◆ AVAILABLE RECORDS:
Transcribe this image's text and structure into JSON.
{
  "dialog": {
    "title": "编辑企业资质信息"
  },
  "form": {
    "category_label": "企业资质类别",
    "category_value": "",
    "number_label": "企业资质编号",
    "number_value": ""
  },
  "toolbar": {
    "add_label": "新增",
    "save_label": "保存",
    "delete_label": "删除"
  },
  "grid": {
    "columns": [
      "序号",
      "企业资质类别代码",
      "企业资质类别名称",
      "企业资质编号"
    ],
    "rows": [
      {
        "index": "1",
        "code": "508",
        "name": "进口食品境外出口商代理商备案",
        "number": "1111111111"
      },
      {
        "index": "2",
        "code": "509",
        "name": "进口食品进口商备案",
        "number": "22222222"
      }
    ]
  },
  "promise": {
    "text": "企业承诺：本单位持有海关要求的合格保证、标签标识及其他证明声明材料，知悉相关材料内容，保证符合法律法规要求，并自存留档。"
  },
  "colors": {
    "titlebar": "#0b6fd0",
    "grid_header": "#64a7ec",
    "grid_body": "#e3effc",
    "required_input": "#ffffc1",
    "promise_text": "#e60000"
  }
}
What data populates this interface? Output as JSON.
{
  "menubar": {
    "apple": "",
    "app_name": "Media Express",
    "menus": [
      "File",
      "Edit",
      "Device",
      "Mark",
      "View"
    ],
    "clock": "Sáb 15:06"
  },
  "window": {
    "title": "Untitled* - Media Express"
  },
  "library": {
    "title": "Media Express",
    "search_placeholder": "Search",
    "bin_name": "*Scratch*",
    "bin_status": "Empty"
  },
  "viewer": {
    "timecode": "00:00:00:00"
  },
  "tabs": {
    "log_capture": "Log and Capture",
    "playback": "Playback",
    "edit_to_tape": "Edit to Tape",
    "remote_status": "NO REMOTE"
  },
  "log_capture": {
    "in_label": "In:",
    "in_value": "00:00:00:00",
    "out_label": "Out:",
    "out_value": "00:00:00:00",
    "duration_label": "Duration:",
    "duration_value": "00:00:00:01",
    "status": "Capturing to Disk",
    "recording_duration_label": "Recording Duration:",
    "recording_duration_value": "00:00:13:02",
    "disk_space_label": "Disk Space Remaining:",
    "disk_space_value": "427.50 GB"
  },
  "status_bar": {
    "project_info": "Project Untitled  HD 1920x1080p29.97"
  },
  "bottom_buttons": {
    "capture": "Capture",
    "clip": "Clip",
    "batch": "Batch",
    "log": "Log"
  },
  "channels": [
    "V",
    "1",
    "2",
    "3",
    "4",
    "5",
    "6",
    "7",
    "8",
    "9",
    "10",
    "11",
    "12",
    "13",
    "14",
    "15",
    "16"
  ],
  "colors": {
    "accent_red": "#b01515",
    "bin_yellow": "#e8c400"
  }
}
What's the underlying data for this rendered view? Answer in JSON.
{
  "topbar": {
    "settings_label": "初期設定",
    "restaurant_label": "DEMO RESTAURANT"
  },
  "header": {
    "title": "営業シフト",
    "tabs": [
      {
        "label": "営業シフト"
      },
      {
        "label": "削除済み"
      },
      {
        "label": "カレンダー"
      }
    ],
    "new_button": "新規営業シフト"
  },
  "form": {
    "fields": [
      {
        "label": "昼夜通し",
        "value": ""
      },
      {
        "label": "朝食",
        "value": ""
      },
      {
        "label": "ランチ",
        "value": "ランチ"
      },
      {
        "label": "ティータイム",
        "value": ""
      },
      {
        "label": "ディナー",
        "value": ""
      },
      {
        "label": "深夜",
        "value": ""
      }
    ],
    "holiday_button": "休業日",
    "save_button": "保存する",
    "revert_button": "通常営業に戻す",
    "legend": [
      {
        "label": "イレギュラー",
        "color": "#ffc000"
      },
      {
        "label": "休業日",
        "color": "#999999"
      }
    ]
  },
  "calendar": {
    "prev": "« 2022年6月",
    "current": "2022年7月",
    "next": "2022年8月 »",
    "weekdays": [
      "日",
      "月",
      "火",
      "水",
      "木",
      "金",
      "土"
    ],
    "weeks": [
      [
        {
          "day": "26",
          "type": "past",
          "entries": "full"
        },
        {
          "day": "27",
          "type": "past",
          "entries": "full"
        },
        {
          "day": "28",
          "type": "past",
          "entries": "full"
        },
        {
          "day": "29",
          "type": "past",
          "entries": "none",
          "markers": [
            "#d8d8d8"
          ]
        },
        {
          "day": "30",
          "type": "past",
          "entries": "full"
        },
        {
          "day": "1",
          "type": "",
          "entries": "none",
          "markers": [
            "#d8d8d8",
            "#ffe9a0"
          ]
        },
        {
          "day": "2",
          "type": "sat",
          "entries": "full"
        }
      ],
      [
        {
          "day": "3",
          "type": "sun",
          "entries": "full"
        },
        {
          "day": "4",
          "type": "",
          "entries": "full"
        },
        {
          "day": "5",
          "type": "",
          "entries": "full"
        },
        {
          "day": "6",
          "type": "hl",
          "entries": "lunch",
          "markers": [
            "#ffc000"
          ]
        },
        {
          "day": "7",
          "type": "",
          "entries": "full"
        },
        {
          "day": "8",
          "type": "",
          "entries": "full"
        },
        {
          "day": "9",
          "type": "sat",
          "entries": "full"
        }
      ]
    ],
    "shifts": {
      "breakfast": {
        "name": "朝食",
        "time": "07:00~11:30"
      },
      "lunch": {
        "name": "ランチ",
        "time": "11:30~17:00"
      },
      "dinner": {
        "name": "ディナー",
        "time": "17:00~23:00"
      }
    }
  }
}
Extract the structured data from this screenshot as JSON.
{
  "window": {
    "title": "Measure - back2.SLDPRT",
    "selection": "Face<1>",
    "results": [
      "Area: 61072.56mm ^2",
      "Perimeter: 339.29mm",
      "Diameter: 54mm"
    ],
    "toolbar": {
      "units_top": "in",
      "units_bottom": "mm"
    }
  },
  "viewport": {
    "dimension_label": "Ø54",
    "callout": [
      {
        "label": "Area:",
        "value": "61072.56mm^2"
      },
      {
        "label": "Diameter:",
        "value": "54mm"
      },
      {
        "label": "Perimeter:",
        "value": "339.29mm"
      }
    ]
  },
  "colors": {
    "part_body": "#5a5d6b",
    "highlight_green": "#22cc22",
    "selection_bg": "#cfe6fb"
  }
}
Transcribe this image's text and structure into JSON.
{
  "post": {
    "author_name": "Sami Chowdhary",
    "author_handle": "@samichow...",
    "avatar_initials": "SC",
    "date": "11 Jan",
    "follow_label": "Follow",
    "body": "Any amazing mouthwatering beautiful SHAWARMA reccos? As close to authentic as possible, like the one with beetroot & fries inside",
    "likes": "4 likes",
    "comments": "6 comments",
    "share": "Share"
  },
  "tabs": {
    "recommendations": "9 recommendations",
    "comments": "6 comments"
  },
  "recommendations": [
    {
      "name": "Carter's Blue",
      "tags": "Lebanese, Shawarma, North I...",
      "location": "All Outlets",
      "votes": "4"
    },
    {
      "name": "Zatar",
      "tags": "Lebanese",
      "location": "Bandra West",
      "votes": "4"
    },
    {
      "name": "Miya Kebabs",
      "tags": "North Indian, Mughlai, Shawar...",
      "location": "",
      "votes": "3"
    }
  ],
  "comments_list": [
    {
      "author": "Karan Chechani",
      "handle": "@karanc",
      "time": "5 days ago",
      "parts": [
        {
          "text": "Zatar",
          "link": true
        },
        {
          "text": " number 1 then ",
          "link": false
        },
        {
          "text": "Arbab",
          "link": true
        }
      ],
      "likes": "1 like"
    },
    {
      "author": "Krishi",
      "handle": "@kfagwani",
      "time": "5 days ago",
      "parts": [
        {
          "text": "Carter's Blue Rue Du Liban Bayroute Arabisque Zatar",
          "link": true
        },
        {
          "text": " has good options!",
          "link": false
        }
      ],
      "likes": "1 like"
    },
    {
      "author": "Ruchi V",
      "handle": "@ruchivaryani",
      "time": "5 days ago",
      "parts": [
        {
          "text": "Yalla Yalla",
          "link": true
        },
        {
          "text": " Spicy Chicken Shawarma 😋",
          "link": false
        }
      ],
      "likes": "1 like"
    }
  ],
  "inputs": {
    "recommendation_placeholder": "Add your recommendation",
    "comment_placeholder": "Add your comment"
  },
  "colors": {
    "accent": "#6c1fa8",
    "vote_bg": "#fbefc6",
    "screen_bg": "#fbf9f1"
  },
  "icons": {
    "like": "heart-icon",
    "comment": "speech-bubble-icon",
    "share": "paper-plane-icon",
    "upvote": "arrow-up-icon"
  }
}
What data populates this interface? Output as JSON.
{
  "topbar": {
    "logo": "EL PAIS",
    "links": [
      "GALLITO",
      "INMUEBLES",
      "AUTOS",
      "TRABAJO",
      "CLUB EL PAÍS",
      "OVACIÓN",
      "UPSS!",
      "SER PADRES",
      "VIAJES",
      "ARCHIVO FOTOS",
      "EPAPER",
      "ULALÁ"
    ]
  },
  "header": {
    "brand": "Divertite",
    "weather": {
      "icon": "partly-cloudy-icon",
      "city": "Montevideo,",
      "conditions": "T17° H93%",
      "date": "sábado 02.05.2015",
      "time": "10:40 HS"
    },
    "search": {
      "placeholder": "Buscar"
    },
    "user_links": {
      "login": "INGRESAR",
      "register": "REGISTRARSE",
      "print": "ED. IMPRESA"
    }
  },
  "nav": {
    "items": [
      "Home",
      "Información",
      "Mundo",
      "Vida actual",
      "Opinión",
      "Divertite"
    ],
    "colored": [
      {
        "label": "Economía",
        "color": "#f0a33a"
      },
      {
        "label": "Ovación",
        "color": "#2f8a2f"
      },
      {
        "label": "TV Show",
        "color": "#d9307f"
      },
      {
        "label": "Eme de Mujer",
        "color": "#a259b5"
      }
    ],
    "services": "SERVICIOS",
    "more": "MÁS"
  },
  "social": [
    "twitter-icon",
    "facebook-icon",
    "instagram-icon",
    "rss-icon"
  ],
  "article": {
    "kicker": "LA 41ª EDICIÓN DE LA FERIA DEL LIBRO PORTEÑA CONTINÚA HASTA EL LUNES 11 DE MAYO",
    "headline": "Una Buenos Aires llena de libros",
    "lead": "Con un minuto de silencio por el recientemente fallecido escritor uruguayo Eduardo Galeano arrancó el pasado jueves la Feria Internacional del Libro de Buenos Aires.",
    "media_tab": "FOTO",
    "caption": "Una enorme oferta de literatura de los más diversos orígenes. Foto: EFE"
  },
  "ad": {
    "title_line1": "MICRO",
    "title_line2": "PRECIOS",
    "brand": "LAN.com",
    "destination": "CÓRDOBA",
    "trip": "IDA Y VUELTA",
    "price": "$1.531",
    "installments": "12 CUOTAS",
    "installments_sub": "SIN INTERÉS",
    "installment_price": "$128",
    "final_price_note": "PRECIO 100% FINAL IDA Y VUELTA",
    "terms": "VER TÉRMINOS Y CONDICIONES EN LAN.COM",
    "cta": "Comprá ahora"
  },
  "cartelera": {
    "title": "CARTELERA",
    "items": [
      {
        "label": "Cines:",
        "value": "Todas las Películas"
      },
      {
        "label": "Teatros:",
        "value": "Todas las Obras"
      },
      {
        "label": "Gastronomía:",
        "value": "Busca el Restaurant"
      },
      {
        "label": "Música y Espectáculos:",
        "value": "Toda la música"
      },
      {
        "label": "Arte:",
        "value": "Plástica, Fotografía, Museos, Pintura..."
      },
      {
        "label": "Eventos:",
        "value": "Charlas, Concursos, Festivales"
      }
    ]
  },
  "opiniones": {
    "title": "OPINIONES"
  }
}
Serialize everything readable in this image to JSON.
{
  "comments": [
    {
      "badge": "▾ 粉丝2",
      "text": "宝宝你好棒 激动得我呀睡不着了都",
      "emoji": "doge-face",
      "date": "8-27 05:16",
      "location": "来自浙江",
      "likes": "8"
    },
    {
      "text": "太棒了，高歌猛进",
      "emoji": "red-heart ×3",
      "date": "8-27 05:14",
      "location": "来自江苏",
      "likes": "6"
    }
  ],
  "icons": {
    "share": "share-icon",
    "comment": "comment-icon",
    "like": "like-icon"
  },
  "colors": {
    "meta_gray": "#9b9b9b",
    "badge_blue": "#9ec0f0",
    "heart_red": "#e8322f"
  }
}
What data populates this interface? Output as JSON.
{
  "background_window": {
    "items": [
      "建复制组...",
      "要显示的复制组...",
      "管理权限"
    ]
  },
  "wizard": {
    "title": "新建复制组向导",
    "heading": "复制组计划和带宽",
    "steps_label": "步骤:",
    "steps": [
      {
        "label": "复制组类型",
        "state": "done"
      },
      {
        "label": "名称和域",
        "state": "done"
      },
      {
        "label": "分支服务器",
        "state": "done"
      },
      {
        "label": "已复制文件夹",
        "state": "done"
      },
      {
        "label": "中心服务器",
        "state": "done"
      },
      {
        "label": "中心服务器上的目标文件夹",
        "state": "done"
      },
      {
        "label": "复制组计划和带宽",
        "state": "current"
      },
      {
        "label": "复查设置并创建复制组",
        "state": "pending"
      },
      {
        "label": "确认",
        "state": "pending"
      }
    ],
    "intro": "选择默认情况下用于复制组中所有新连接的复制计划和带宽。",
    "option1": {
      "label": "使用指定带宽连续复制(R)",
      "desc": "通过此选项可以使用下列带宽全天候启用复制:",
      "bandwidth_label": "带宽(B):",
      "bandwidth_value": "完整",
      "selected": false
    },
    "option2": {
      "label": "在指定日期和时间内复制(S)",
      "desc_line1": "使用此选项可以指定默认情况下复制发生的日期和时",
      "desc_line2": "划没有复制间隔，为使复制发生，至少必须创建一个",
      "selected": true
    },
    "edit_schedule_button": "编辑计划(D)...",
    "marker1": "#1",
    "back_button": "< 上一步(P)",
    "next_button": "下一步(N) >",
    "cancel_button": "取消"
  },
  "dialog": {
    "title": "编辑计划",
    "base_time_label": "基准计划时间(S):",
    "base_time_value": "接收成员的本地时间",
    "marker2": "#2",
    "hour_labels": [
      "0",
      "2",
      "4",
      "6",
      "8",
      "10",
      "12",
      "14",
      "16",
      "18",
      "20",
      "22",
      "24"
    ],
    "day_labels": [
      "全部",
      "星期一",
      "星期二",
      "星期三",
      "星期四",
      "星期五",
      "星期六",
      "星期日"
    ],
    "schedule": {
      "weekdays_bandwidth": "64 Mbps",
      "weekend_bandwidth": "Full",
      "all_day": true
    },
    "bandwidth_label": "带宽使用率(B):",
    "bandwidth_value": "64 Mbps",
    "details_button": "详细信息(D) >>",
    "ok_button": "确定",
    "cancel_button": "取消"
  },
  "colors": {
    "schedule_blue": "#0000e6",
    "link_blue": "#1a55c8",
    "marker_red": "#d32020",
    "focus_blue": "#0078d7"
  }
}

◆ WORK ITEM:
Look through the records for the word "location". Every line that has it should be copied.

◆ WRITTEN SOLUTION:
      "location": "All Outlets",
      "location": "Bandra West",
      "location": "",
      "location": "来自浙江",
      "location": "来自江苏",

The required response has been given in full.